Then of course there is his eye-gouging shot selection. This is certainly a huge part of my problem with Smith. The way he casually hoists and hurls outside shots at the rim feels willfully destructive, to both his own talent and to his team’s prospects. He’s shown no signs that he sees a problem with his shot distribution patterns, but I just can’t wrap my head around that understanding without attributing a certain level of selective blindness.

His shot selection is his biggest achilles heel but the magnitude of its place in discussions about him as a player seems incongruous with his myriad other abilities. Even a passing mention of Smith is usually formatted as some variation of “great basketball player, wouldn’t know recognize a good shot if it bit him on the hindquarters.” For how many players of his talent level do we feel the need to religiously modify their considerable strengths with their biggest weakness, often in the same sentence?

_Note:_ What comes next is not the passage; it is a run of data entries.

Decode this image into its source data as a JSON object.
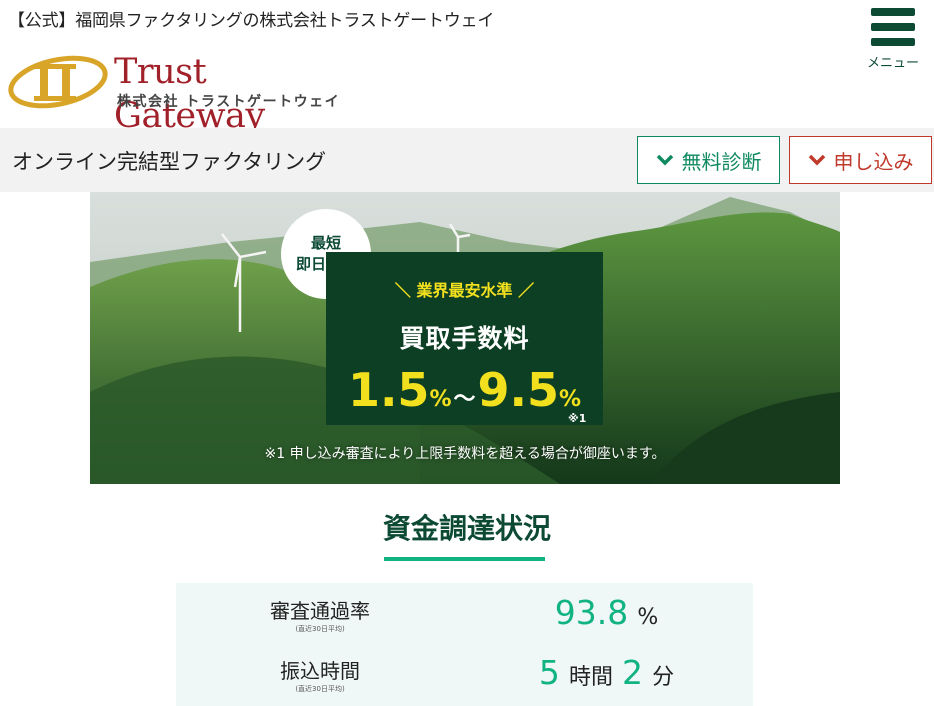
{
  "header": {
    "tagline": "【公式】福岡県ファクタリングの株式会社トラストゲートウェイ",
    "logo_title": "Trust Gateway",
    "logo_sub": "株式会社 トラストゲートウェイ",
    "menu_label": "メニュー"
  },
  "subbar": {
    "title": "オンライン完結型ファクタリング",
    "free_button": "無料診断",
    "apply_button": "申し込み"
  },
  "hero": {
    "badge_line1": "最短",
    "badge_line2": "即日振込",
    "promo_line1": "＼ 業界最安水準 ／",
    "promo_line2": "買取手数料",
    "rate_low": "1.5",
    "rate_high": "9.5",
    "percent": "%",
    "tilde": "～",
    "note_mark": "※1",
    "footnote": "※1 申し込み審査により上限手数料を超える場合が御座います。"
  },
  "funding": {
    "title": "資金調達状況",
    "rows": [
      {
        "label": "審査通過率",
        "sub": "(直近30日平均)",
        "value": "93.8",
        "unit": "%"
      },
      {
        "label": "振込時間",
        "sub": "(直近30日平均)",
        "hours": "5",
        "hours_unit": "時間",
        "minutes": "2",
        "minutes_unit": "分"
      }
    ]
  },
  "colors": {
    "brand_green": "#0d4a34",
    "accent_green": "#12b383",
    "apply_red": "#c0392b",
    "promo_yellow": "#f2e01f"
  }
}
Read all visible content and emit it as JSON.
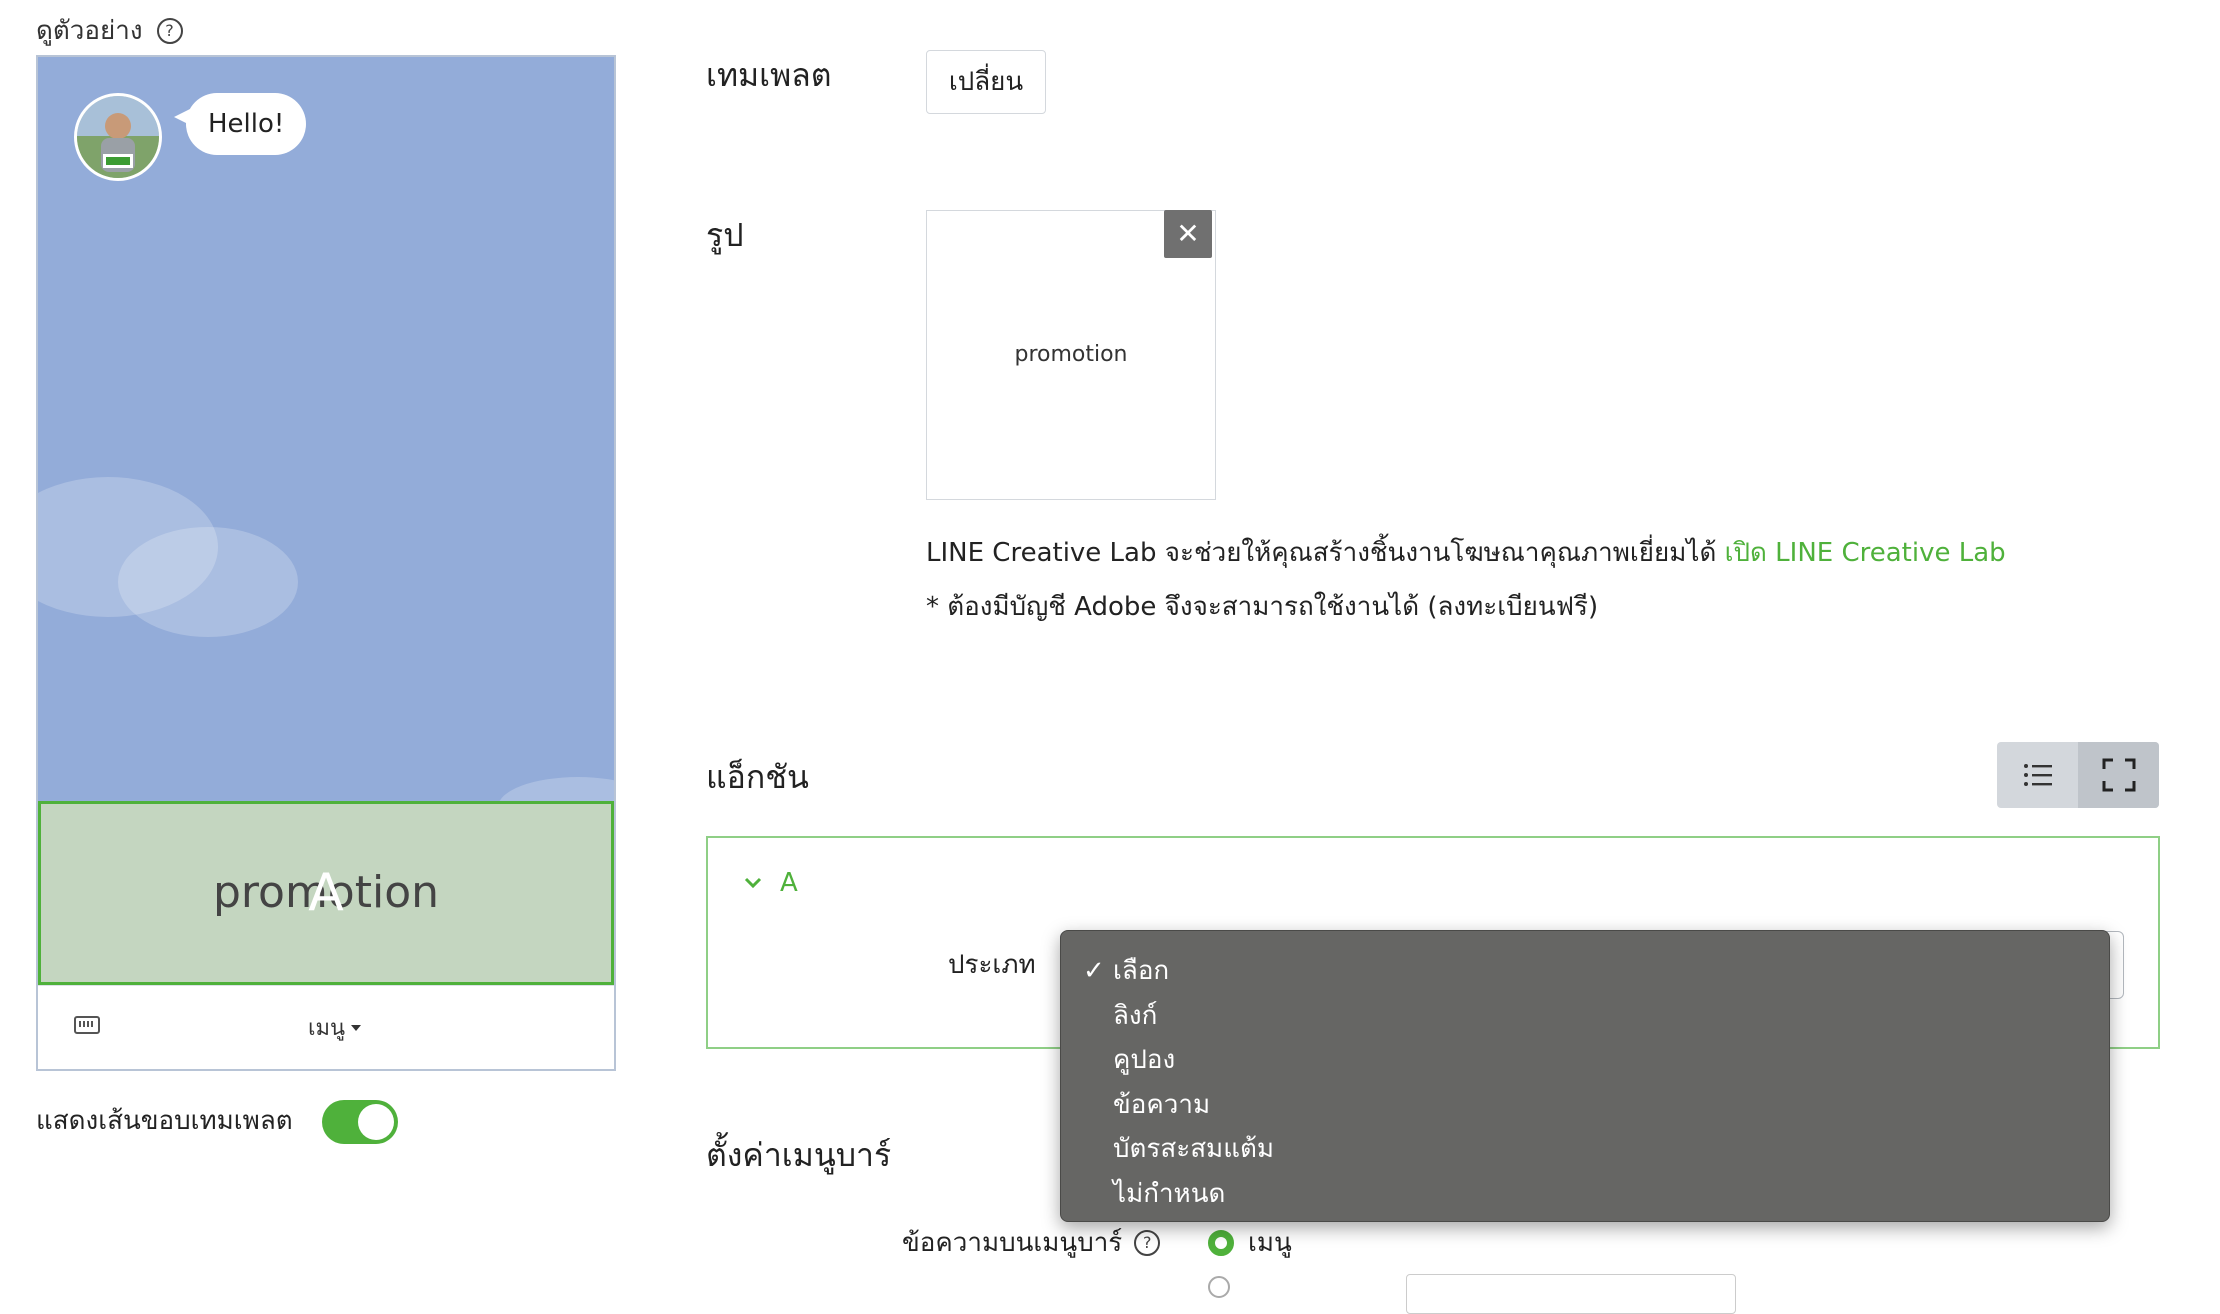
{
  "preview": {
    "label": "ดูตัวอย่าง",
    "help_icon": "question-circle-icon",
    "chat_bubble": "Hello!",
    "rich_menu_image_text": "promotion",
    "area_letter": "A",
    "menu_toggle_label": "เมนู",
    "keyboard_icon": "keyboard-icon",
    "show_border_label": "แสดงเส้นขอบเทมเพลต",
    "show_border_on": true
  },
  "colors": {
    "accent": "#4fb13b",
    "chat_background": "#93acd9",
    "dropdown_background": "#666664"
  },
  "template": {
    "label": "เทมเพลต",
    "change_button": "เปลี่ยน"
  },
  "image": {
    "label": "รูป",
    "card_text": "promotion",
    "remove_icon": "close-icon",
    "creative_lab_text": "LINE Creative Lab จะช่วยให้คุณสร้างชิ้นงานโฆษณาคุณภาพเยี่ยมได้ ",
    "creative_lab_link": "เปิด LINE Creative Lab",
    "adobe_note": "* ต้องมีบัญชี Adobe จึงจะสามารถใช้งานได้ (ลงทะเบียนฟรี)"
  },
  "action": {
    "label": "แอ็กชัน",
    "view_icons": [
      "list-icon",
      "fullscreen-icon"
    ],
    "area_name": "A",
    "type_label": "ประเภท",
    "dropdown_options": [
      "เลือก",
      "ลิงก์",
      "คูปอง",
      "ข้อความ",
      "บัตรสะสมแต้ม",
      "ไม่กำหนด"
    ],
    "selected_option": "เลือก"
  },
  "menubar": {
    "title": "ตั้งค่าเมนูบาร์",
    "text_label": "ข้อความบนเมนูบาร์",
    "option_menu": "เมนู"
  }
}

I brought this issue up on the HP email thread and one of my colleagues was nice enough to clarify it for me:

“. . . because it’s a massive glaring issue and should be mentioned.”

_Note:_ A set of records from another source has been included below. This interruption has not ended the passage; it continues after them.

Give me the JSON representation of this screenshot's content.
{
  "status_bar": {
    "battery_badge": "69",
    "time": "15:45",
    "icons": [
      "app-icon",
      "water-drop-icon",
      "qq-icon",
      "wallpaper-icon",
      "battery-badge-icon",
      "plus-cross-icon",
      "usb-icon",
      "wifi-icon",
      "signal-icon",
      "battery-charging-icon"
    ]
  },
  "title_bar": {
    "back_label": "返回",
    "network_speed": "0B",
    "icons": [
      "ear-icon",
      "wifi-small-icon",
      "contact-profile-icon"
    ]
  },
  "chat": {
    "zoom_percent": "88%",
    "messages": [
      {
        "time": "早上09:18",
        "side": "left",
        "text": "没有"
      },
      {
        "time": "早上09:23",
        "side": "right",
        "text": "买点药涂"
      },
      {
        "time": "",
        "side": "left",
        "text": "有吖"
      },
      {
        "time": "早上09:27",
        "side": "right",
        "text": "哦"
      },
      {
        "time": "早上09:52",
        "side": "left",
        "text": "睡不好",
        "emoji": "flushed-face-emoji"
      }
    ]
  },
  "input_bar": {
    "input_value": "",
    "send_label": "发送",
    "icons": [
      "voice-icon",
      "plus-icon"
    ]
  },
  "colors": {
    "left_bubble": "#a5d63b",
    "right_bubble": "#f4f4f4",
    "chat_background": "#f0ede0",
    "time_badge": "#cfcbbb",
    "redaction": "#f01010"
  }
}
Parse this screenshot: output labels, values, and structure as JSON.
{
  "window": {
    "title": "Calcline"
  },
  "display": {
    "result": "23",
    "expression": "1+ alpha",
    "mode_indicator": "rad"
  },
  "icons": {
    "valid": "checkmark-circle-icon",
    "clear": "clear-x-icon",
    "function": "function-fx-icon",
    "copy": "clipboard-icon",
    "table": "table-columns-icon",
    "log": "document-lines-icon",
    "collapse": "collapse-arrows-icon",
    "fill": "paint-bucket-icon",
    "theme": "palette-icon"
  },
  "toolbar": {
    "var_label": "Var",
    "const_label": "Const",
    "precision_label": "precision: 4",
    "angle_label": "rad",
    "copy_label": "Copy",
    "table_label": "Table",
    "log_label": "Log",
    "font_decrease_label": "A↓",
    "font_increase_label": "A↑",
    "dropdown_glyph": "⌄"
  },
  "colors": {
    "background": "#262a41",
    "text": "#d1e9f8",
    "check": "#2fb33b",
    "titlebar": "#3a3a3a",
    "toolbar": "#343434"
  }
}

That blunt force gave me a shove in the direction of this chasm between versatility and specialization.

If we limit things to the positive spectrum, then versatility is undoubtedly Smith’s calling card. If you did nothing more than scan his box scores and peruse his YouTube highlights you’d be painting the picture of a player with limitless capabilities. But if you actually watch him play an entire game you find the versatility is actually a confusing jumble of strengths and weaknesses. The broad mix of skills he possess aren’t available in an even distribution. The holes in his game draw distinct boundaries around his different talents, walling them off from connecting to each other. In other words, he’s just versatile enough to get himself in trouble, versatile enough to create the illusions that he should be able to do everything on the court.

I don’t meant this judgement to diminish his talent, but his versatility just doesn’t create the overall impact we all expect, because of a web of deficits has been spread over the top of it. Which makes me wonder, if Smith were a little less talented or a little less athletic, would he actually be better off? Judging from the way he handles shot selection it’s difficult to argue that the limitations in his game actually affect the way he plays. But hypothetically, what would happen if he were a step slower, a bit less intuitive at the defensive end or blessed with hands a little less capable? Would we outside observers treat his talent with the same reductive disdain we do now? Would his coaches and teammates expect a little less from him, reigning in exploration of the outer reaches of his ability and allowing him to set up shop within the confines of those few things he does exquisitely well? Would Smith see himself differently? Would he recognize his own flaws with a little more clarity and allow his decision-making process to be guided by that clarity, instead of steamrolling it on his way to another 22ft. fallaway?

It seems blasphemous to suggest that a player could actually be a little better off by being a little worse, but I don’t know how else to solve the Smith conundrum. If he were perceived, handled, cultivated as a defensive specialist, with offensive contributions viewed as icing on the cake, I imagine his poor decision-making would somehow seem much less disturbing. The fact that he’s so richly talented and capable of doing so many things well is precisely what makes the few things he can’t so offensive to our fundamental basketball sensibilities. It’s what makes him an acquired taste, a favorite son of a particular portion of the basketball aesthete.

Smith is not the first player to be punished for not meeting expectations inflated by his own talent. But the way his situation reflects the divide between specialization and versatility feels especially unique. With players like Korver and Butler it’s easy to accept them for what they are. Their places on the versatility-specialization spectrum feel static and natural. But Smith’s talent makes his place feel somewhat transitory. Could he really be more by being less?

Ian Levy

Ian Levy (@HickoryHigh) is a Senior NBA Editor for FanSided and the Editor-in-Chief of the Hardwood Paroxysm Basketball Network.